### SOURCE MATERIAL
%%
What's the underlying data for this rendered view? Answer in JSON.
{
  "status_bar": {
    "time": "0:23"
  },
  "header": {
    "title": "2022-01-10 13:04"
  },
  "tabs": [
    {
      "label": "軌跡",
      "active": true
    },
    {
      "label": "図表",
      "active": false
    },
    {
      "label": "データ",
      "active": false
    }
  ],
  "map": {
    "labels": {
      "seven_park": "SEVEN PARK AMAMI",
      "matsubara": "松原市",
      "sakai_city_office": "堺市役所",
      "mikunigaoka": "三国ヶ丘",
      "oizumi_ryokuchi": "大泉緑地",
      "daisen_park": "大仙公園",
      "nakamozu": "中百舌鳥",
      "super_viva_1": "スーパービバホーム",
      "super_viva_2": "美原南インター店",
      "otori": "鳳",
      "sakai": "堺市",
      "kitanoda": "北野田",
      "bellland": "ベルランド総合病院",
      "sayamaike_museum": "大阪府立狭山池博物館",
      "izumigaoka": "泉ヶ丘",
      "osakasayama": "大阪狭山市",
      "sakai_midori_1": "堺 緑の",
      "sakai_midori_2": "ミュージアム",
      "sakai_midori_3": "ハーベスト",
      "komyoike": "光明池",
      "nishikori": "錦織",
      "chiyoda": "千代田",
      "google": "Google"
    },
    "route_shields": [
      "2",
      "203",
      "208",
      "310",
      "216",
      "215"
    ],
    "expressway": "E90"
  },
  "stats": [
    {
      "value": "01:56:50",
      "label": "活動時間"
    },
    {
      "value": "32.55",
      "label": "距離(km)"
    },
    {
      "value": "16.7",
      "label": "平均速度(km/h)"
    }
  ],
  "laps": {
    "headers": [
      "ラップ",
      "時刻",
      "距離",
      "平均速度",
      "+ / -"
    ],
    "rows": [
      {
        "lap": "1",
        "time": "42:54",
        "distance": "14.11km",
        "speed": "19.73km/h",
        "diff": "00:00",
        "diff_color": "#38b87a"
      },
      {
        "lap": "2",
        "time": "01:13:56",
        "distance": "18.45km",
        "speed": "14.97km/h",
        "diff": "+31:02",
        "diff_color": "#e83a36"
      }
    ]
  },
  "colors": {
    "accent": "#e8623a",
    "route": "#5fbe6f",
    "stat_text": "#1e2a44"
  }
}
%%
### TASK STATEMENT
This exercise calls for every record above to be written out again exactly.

### EXPECTED ANSWER
What's the underlying data for this rendered view? Answer in JSON.
{
  "status_bar": {
    "time": "0:23"
  },
  "header": {
    "title": "2022-01-10 13:04"
  },
  "tabs": [
    {
      "label": "軌跡",
      "active": true
    },
    {
      "label": "図表",
      "active": false
    },
    {
      "label": "データ",
      "active": false
    }
  ],
  "map": {
    "labels": {
      "seven_park": "SEVEN PARK AMAMI",
      "matsubara": "松原市",
      "sakai_city_office": "堺市役所",
      "mikunigaoka": "三国ヶ丘",
      "oizumi_ryokuchi": "大泉緑地",
      "daisen_park": "大仙公園",
      "nakamozu": "中百舌鳥",
      "super_viva_1": "スーパービバホーム",
      "super_viva_2": "美原南インター店",
      "otori": "鳳",
      "sakai": "堺市",
      "kitanoda": "北野田",
      "bellland": "ベルランド総合病院",
      "sayamaike_museum": "大阪府立狭山池博物館",
      "izumigaoka": "泉ヶ丘",
      "osakasayama": "大阪狭山市",
      "sakai_midori_1": "堺 緑の",
      "sakai_midori_2": "ミュージアム",
      "sakai_midori_3": "ハーベスト",
      "komyoike": "光明池",
      "nishikori": "錦織",
      "chiyoda": "千代田",
      "google": "Google"
    },
    "route_shields": [
      "2",
      "203",
      "208",
      "310",
      "216",
      "215"
    ],
    "expressway": "E90"
  },
  "stats": [
    {
      "value": "01:56:50",
      "label": "活動時間"
    },
    {
      "value": "32.55",
      "label": "距離(km)"
    },
    {
      "value": "16.7",
      "label": "平均速度(km/h)"
    }
  ],
  "laps": {
    "headers": [
      "ラップ",
      "時刻",
      "距離",
      "平均速度",
      "+ / -"
    ],
    "rows": [
      {
        "lap": "1",
        "time": "42:54",
        "distance": "14.11km",
        "speed": "19.73km/h",
        "diff": "00:00",
        "diff_color": "#38b87a"
      },
      {
        "lap": "2",
        "time": "01:13:56",
        "distance": "18.45km",
        "speed": "14.97km/h",
        "diff": "+31:02",
        "diff_color": "#e83a36"
      }
    ]
  },
  "colors": {
    "accent": "#e8623a",
    "route": "#5fbe6f",
    "stat_text": "#1e2a44"
  }
}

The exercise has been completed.